(Element data from apps and pages)
*** Begin section ***
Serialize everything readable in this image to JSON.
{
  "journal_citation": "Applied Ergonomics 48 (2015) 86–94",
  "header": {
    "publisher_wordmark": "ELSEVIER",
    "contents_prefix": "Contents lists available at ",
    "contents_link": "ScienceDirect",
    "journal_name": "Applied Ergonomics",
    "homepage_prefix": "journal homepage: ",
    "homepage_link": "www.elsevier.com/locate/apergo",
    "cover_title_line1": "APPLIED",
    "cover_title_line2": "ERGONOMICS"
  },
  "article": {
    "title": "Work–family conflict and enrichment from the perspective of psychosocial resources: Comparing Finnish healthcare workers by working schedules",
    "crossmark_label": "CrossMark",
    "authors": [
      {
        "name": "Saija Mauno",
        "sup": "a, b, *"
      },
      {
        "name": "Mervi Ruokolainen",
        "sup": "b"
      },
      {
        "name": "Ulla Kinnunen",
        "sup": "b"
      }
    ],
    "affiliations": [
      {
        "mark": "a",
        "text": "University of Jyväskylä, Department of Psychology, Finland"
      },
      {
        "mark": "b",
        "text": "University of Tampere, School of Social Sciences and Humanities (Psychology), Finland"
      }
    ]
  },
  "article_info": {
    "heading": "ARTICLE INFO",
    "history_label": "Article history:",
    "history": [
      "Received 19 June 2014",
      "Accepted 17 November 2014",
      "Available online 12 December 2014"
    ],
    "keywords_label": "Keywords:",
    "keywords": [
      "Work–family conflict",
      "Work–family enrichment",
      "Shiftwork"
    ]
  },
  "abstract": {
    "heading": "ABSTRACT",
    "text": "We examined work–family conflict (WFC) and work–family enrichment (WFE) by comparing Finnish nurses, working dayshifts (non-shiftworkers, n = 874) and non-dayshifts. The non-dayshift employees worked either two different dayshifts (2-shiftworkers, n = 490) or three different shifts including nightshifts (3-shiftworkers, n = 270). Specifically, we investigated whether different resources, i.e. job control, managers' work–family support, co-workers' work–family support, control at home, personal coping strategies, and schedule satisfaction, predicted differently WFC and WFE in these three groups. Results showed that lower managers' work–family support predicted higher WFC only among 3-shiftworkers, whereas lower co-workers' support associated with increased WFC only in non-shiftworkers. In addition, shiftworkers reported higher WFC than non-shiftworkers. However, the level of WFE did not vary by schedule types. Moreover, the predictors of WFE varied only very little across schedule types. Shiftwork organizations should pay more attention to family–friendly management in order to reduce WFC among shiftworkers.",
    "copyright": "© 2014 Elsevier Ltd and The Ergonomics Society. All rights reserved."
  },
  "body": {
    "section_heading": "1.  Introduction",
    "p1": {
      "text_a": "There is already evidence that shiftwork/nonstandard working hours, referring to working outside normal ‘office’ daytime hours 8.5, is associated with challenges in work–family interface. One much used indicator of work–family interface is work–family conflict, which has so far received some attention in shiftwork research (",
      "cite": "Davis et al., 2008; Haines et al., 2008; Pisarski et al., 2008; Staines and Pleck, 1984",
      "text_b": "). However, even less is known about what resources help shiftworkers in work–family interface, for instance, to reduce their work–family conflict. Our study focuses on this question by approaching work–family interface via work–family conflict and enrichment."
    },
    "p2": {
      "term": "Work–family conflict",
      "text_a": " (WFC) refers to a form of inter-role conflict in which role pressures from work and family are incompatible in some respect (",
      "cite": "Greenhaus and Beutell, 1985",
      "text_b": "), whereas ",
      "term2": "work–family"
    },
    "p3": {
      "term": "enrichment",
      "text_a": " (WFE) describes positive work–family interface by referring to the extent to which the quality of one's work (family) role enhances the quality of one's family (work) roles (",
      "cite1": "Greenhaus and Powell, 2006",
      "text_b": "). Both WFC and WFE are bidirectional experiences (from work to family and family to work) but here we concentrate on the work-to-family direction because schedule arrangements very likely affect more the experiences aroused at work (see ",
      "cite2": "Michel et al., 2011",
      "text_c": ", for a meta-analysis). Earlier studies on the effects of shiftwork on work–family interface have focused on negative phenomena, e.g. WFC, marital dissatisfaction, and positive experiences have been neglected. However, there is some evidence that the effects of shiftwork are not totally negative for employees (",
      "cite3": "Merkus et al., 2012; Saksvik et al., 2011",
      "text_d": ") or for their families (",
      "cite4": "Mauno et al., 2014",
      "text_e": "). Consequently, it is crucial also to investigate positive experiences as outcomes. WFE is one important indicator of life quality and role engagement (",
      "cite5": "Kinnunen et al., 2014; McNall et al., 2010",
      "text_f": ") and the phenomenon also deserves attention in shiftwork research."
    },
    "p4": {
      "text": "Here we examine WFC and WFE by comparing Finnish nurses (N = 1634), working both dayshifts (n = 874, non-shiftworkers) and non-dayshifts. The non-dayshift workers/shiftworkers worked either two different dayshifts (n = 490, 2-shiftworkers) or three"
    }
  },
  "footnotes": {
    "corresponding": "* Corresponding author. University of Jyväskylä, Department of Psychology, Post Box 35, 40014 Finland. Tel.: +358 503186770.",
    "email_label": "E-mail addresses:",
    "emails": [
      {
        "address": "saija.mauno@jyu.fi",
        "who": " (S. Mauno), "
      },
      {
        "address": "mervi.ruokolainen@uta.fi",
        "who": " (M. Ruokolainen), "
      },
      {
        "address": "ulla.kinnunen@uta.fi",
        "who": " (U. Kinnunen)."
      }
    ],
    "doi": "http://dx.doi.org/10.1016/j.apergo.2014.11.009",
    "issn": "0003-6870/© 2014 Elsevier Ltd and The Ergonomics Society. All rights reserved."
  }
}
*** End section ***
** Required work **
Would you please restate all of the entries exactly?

** Worked solution **
Serialize everything readable in this image to JSON.
{
  "journal_citation": "Applied Ergonomics 48 (2015) 86–94",
  "header": {
    "publisher_wordmark": "ELSEVIER",
    "contents_prefix": "Contents lists available at ",
    "contents_link": "ScienceDirect",
    "journal_name": "Applied Ergonomics",
    "homepage_prefix": "journal homepage: ",
    "homepage_link": "www.elsevier.com/locate/apergo",
    "cover_title_line1": "APPLIED",
    "cover_title_line2": "ERGONOMICS"
  },
  "article": {
    "title": "Work–family conflict and enrichment from the perspective of psychosocial resources: Comparing Finnish healthcare workers by working schedules",
    "crossmark_label": "CrossMark",
    "authors": [
      {
        "name": "Saija Mauno",
        "sup": "a, b, *"
      },
      {
        "name": "Mervi Ruokolainen",
        "sup": "b"
      },
      {
        "name": "Ulla Kinnunen",
        "sup": "b"
      }
    ],
    "affiliations": [
      {
        "mark": "a",
        "text": "University of Jyväskylä, Department of Psychology, Finland"
      },
      {
        "mark": "b",
        "text": "University of Tampere, School of Social Sciences and Humanities (Psychology), Finland"
      }
    ]
  },
  "article_info": {
    "heading": "ARTICLE INFO",
    "history_label": "Article history:",
    "history": [
      "Received 19 June 2014",
      "Accepted 17 November 2014",
      "Available online 12 December 2014"
    ],
    "keywords_label": "Keywords:",
    "keywords": [
      "Work–family conflict",
      "Work–family enrichment",
      "Shiftwork"
    ]
  },
  "abstract": {
    "heading": "ABSTRACT",
    "text": "We examined work–family conflict (WFC) and work–family enrichment (WFE) by comparing Finnish nurses, working dayshifts (non-shiftworkers, n = 874) and non-dayshifts. The non-dayshift employees worked either two different dayshifts (2-shiftworkers, n = 490) or three different shifts including nightshifts (3-shiftworkers, n = 270). Specifically, we investigated whether different resources, i.e. job control, managers' work–family support, co-workers' work–family support, control at home, personal coping strategies, and schedule satisfaction, predicted differently WFC and WFE in these three groups. Results showed that lower managers' work–family support predicted higher WFC only among 3-shiftworkers, whereas lower co-workers' support associated with increased WFC only in non-shiftworkers. In addition, shiftworkers reported higher WFC than non-shiftworkers. However, the level of WFE did not vary by schedule types. Moreover, the predictors of WFE varied only very little across schedule types. Shiftwork organizations should pay more attention to family–friendly management in order to reduce WFC among shiftworkers.",
    "copyright": "© 2014 Elsevier Ltd and The Ergonomics Society. All rights reserved."
  },
  "body": {
    "section_heading": "1.  Introduction",
    "p1": {
      "text_a": "There is already evidence that shiftwork/nonstandard working hours, referring to working outside normal ‘office’ daytime hours 8.5, is associated with challenges in work–family interface. One much used indicator of work–family interface is work–family conflict, which has so far received some attention in shiftwork research (",
      "cite": "Davis et al., 2008; Haines et al., 2008; Pisarski et al., 2008; Staines and Pleck, 1984",
      "text_b": "). However, even less is known about what resources help shiftworkers in work–family interface, for instance, to reduce their work–family conflict. Our study focuses on this question by approaching work–family interface via work–family conflict and enrichment."
    },
    "p2": {
      "term": "Work–family conflict",
      "text_a": " (WFC) refers to a form of inter-role conflict in which role pressures from work and family are incompatible in some respect (",
      "cite": "Greenhaus and Beutell, 1985",
      "text_b": "), whereas ",
      "term2": "work–family"
    },
    "p3": {
      "term": "enrichment",
      "text_a": " (WFE) describes positive work–family interface by referring to the extent to which the quality of one's work (family) role enhances the quality of one's family (work) roles (",
      "cite1": "Greenhaus and Powell, 2006",
      "text_b": "). Both WFC and WFE are bidirectional experiences (from work to family and family to work) but here we concentrate on the work-to-family direction because schedule arrangements very likely affect more the experiences aroused at work (see ",
      "cite2": "Michel et al., 2011",
      "text_c": ", for a meta-analysis). Earlier studies on the effects of shiftwork on work–family interface have focused on negative phenomena, e.g. WFC, marital dissatisfaction, and positive experiences have been neglected. However, there is some evidence that the effects of shiftwork are not totally negative for employees (",
      "cite3": "Merkus et al., 2012; Saksvik et al., 2011",
      "text_d": ") or for their families (",
      "cite4": "Mauno et al., 2014",
      "text_e": "). Consequently, it is crucial also to investigate positive experiences as outcomes. WFE is one important indicator of life quality and role engagement (",
      "cite5": "Kinnunen et al., 2014; McNall et al., 2010",
      "text_f": ") and the phenomenon also deserves attention in shiftwork research."
    },
    "p4": {
      "text": "Here we examine WFC and WFE by comparing Finnish nurses (N = 1634), working both dayshifts (n = 874, non-shiftworkers) and non-dayshifts. The non-dayshift workers/shiftworkers worked either two different dayshifts (n = 490, 2-shiftworkers) or three"
    }
  },
  "footnotes": {
    "corresponding": "* Corresponding author. University of Jyväskylä, Department of Psychology, Post Box 35, 40014 Finland. Tel.: +358 503186770.",
    "email_label": "E-mail addresses:",
    "emails": [
      {
        "address": "saija.mauno@jyu.fi",
        "who": " (S. Mauno), "
      },
      {
        "address": "mervi.ruokolainen@uta.fi",
        "who": " (M. Ruokolainen), "
      },
      {
        "address": "ulla.kinnunen@uta.fi",
        "who": " (U. Kinnunen)."
      }
    ],
    "doi": "http://dx.doi.org/10.1016/j.apergo.2014.11.009",
    "issn": "0003-6870/© 2014 Elsevier Ltd and The Ergonomics Society. All rights reserved."
  }
}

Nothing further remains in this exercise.